=== Records for the task ===
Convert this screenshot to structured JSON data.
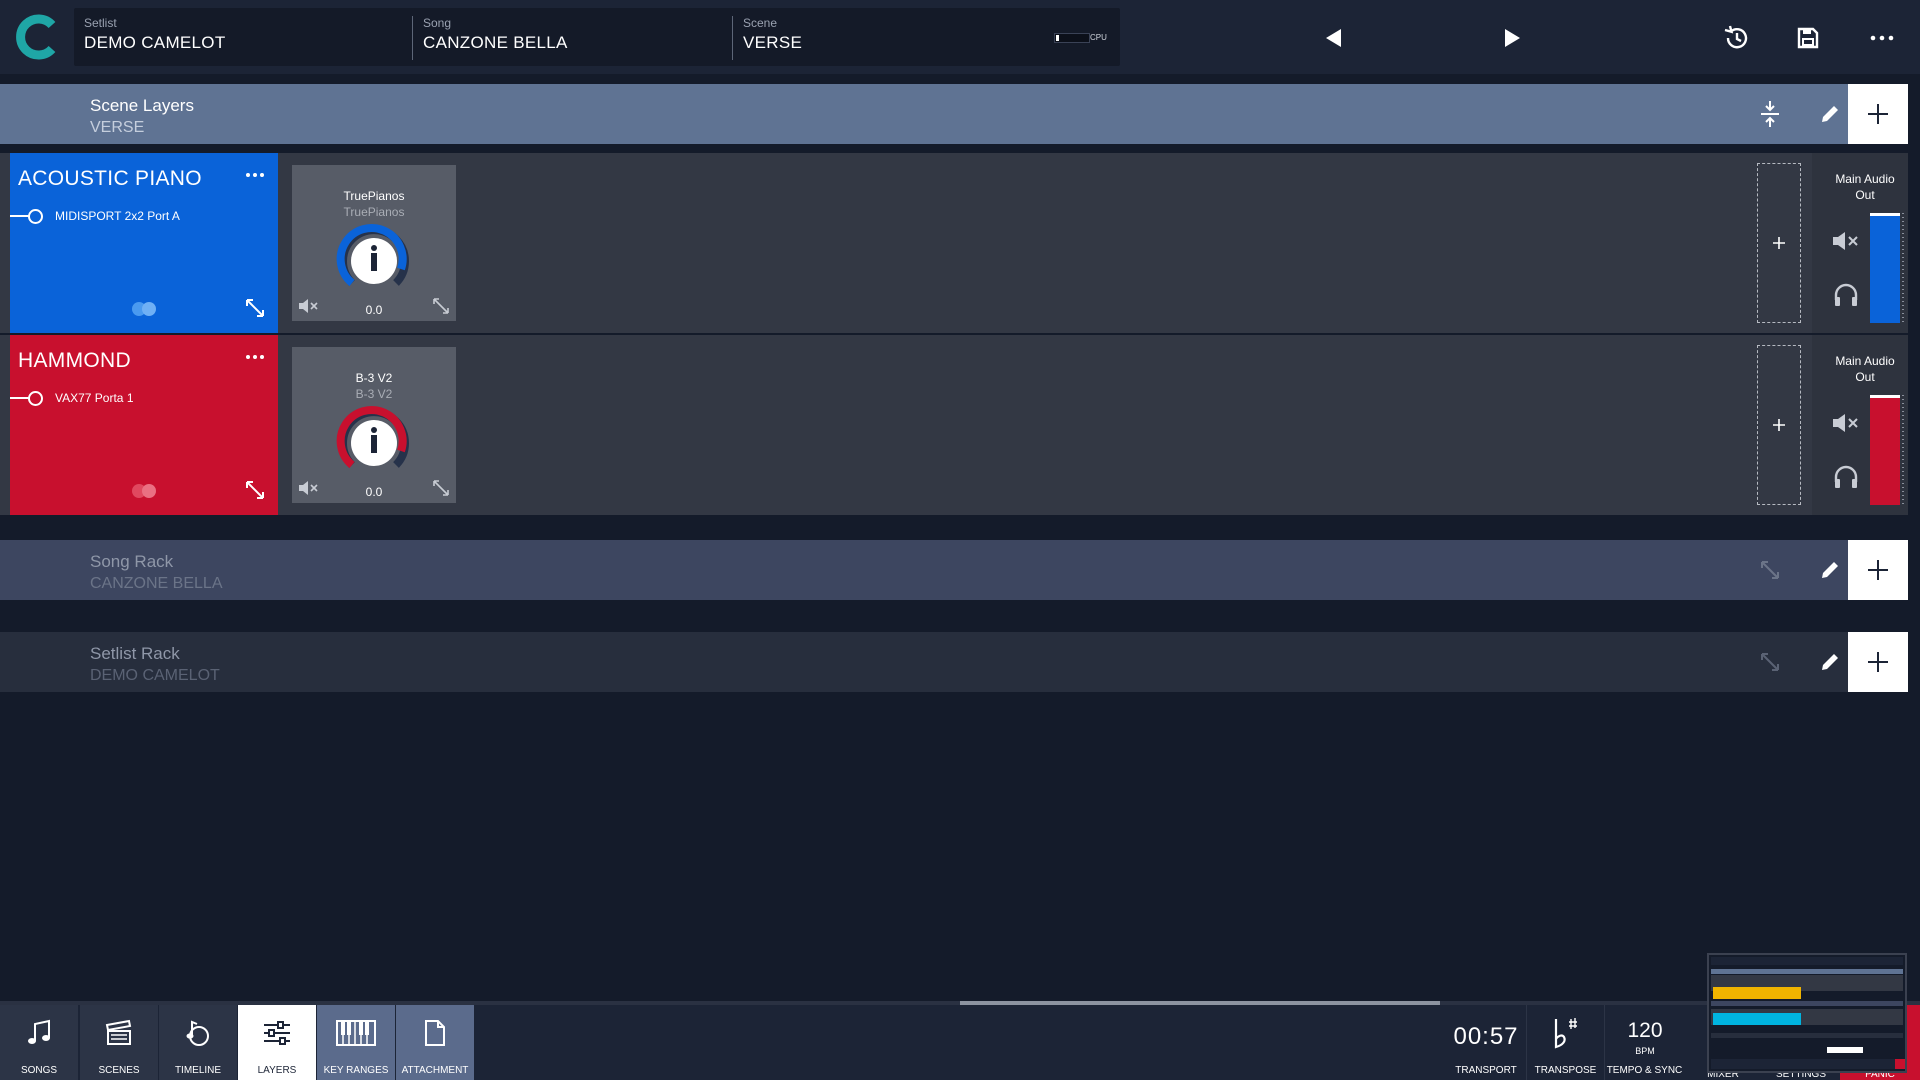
{
  "header": {
    "setlist_label": "Setlist",
    "setlist_value": "DEMO CAMELOT",
    "song_label": "Song",
    "song_value": "CANZONE BELLA",
    "scene_label": "Scene",
    "scene_value": "VERSE",
    "cpu_label": "CPU",
    "icons": [
      "previous-icon",
      "next-icon",
      "history-icon",
      "save-icon",
      "more-icon"
    ]
  },
  "scene_layers": {
    "title": "Scene Layers",
    "subtitle": "VERSE",
    "icons": [
      "collapse-icon",
      "edit-icon",
      "add-icon"
    ]
  },
  "layers": [
    {
      "name": "ACOUSTIC PIANO",
      "midi_input": "MIDISPORT 2x2 Port A",
      "color": "#0a63d9",
      "plugin_name": "TruePianos",
      "plugin_subtitle": "TruePianos",
      "plugin_value": "0.0",
      "output_label": "Main Audio Out"
    },
    {
      "name": "HAMMOND",
      "midi_input": "VAX77 Porta 1",
      "color": "#c8102e",
      "plugin_name": "B-3 V2",
      "plugin_subtitle": "B-3 V2",
      "plugin_value": "0.0",
      "output_label": "Main Audio Out"
    }
  ],
  "song_rack": {
    "title": "Song Rack",
    "subtitle": "CANZONE BELLA"
  },
  "setlist_rack": {
    "title": "Setlist Rack",
    "subtitle": "DEMO CAMELOT"
  },
  "bottom_nav": {
    "songs": "SONGS",
    "scenes": "SCENES",
    "timeline": "TIMELINE",
    "layers": "LAYERS",
    "key_ranges": "KEY RANGES",
    "attachment": "ATTACHMENT",
    "active": "LAYERS"
  },
  "transport": {
    "time": "00:57",
    "transport_label": "TRANSPORT",
    "transpose_label": "TRANSPOSE",
    "tempo_value": "120",
    "tempo_unit": "BPM",
    "tempo_label": "TEMPO & SYNC",
    "mixer_label": "MIXER",
    "settings_label": "SETTINGS",
    "panic_label": "PANIC"
  },
  "colors": {
    "accent_teal": "#1fa6a6",
    "piano_blue": "#0a63d9",
    "hammond_red": "#c8102e",
    "section_header": "#5f7393"
  }
}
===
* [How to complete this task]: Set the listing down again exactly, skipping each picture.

* [Solution to this task]:
Convert this screenshot to structured JSON data.
{
  "header": {
    "setlist_label": "Setlist",
    "setlist_value": "DEMO CAMELOT",
    "song_label": "Song",
    "song_value": "CANZONE BELLA",
    "scene_label": "Scene",
    "scene_value": "VERSE",
    "cpu_label": "CPU",
    "icons": [
      "previous-icon",
      "next-icon",
      "history-icon",
      "save-icon",
      "more-icon"
    ]
  },
  "scene_layers": {
    "title": "Scene Layers",
    "subtitle": "VERSE",
    "icons": [
      "collapse-icon",
      "edit-icon",
      "add-icon"
    ]
  },
  "layers": [
    {
      "name": "ACOUSTIC PIANO",
      "midi_input": "MIDISPORT 2x2 Port A",
      "color": "#0a63d9",
      "plugin_name": "TruePianos",
      "plugin_subtitle": "TruePianos",
      "plugin_value": "0.0",
      "output_label": "Main Audio Out"
    },
    {
      "name": "HAMMOND",
      "midi_input": "VAX77 Porta 1",
      "color": "#c8102e",
      "plugin_name": "B-3 V2",
      "plugin_subtitle": "B-3 V2",
      "plugin_value": "0.0",
      "output_label": "Main Audio Out"
    }
  ],
  "song_rack": {
    "title": "Song Rack",
    "subtitle": "CANZONE BELLA"
  },
  "setlist_rack": {
    "title": "Setlist Rack",
    "subtitle": "DEMO CAMELOT"
  },
  "bottom_nav": {
    "songs": "SONGS",
    "scenes": "SCENES",
    "timeline": "TIMELINE",
    "layers": "LAYERS",
    "key_ranges": "KEY RANGES",
    "attachment": "ATTACHMENT",
    "active": "LAYERS"
  },
  "transport": {
    "time": "00:57",
    "transport_label": "TRANSPORT",
    "transpose_label": "TRANSPOSE",
    "tempo_value": "120",
    "tempo_unit": "BPM",
    "tempo_label": "TEMPO & SYNC",
    "mixer_label": "MIXER",
    "settings_label": "SETTINGS",
    "panic_label": "PANIC"
  },
  "colors": {
    "accent_teal": "#1fa6a6",
    "piano_blue": "#0a63d9",
    "hammond_red": "#c8102e",
    "section_header": "#5f7393"
  }
}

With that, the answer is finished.